Blizzard finds his nemesis and muse in the guise of Rose (Ethel Grey Terry), a secret agent tasked with exposing his underworld operation. She goes undercover as one of the women working in his hat-making sweatshop, but soon finds that his business activities are much more ambitious. Even after he discovers her true intent, he decides to keep her under his wing instead of dispatching her. His uncustomary display of mercy demonstrates his growing ambivalence toward her, with equal measures of admiration and betrayal.
The Penalty contains some surprising pre-code content, with sexual innuendos, depictions of a brothel, and a nude sculptor’s model. Blizzard’s bizarre relationship with Rose is rife with thinly veiled sexual tension. He enjoys the fact that Rose is held captive for his amusement; she pushes the pedals on his piano as he fingers the keys.
It’s practically impossible to observe The Penalty detached from a modern perspective. The film’s myriad plot holes are readily apparent: Why weren’t Rose’s notes of her covert activity encrypted to prevent Blizzard and his men from uncovering her secret identity? Why did she choose to sign the notes with her own name? Why would Blizzard trust Dr. Ferris to perform surgery correctly on him after Barbara is held hostage? And the big plot twist that’s revealed at the film’s climax seems particularly contrived, even by M. Night Shyamalan’s standards.
I would have preferred a simpler approach to the music that accompanies the Kino DVD. Michael Polher’s modern, synthesized score seems a little too strident and anachronistic, providing unneeded distraction when subtle cues would have been more effective. I appreciated the attempt to do something different, but there were times when the scenes required a more restrained touch.
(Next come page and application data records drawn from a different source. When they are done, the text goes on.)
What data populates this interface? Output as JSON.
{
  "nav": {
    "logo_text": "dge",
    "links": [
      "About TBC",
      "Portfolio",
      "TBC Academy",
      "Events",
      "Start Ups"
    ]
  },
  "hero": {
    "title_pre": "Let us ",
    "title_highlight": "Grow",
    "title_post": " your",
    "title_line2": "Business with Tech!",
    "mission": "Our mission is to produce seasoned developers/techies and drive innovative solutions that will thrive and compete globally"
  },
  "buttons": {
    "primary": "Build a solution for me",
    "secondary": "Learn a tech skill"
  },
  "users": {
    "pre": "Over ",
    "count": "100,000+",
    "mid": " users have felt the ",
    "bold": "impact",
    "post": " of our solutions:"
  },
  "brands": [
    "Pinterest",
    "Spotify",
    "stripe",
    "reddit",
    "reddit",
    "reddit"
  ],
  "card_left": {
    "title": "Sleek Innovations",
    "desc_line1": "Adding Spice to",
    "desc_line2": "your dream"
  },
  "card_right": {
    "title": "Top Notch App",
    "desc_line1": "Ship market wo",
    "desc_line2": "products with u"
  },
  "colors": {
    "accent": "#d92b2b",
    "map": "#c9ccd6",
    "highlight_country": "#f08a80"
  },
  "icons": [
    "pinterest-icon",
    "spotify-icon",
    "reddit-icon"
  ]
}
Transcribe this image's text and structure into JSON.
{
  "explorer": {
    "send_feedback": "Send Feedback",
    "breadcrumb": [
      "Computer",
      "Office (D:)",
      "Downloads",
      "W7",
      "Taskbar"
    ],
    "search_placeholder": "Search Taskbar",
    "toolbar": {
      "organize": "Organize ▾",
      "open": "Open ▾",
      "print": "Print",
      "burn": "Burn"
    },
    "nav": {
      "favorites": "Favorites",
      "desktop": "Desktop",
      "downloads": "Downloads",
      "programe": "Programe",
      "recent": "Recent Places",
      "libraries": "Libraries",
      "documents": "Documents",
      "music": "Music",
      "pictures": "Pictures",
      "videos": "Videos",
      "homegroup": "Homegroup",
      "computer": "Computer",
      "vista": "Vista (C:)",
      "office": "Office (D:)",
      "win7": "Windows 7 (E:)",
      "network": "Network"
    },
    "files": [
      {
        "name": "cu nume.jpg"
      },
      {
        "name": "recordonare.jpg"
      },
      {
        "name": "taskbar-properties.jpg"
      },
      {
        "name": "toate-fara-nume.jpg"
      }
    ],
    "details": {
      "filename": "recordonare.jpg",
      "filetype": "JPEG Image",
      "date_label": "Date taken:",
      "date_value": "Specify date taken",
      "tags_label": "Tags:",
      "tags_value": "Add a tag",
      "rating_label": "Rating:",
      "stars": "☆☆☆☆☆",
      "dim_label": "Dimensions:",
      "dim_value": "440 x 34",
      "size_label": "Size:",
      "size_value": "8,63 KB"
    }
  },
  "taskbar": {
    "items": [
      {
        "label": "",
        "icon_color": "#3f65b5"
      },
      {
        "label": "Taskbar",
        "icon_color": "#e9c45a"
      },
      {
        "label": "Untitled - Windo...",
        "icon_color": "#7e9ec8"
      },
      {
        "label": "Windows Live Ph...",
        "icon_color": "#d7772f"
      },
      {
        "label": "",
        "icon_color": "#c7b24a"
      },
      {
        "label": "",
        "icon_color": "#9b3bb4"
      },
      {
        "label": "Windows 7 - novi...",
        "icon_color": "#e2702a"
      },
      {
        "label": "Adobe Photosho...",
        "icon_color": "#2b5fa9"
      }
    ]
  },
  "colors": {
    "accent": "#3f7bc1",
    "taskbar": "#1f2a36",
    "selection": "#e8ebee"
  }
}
All quibbles aside, Chaney’s remarkable performance makes The Penalty a worthwhile viewing experience. His physicality and emotional depth are never short of compelling. Another notable aspect is the way that several scenes are juxtaposed against each other, flipping back and forth between characters in different places, instead of playing out in a linear, static fashion as in many other silent productions. The Penalty is a “find” (as Blizzard would describe Rose), and it’s essential viewing for Chaney fans and lovers of unconventional drama.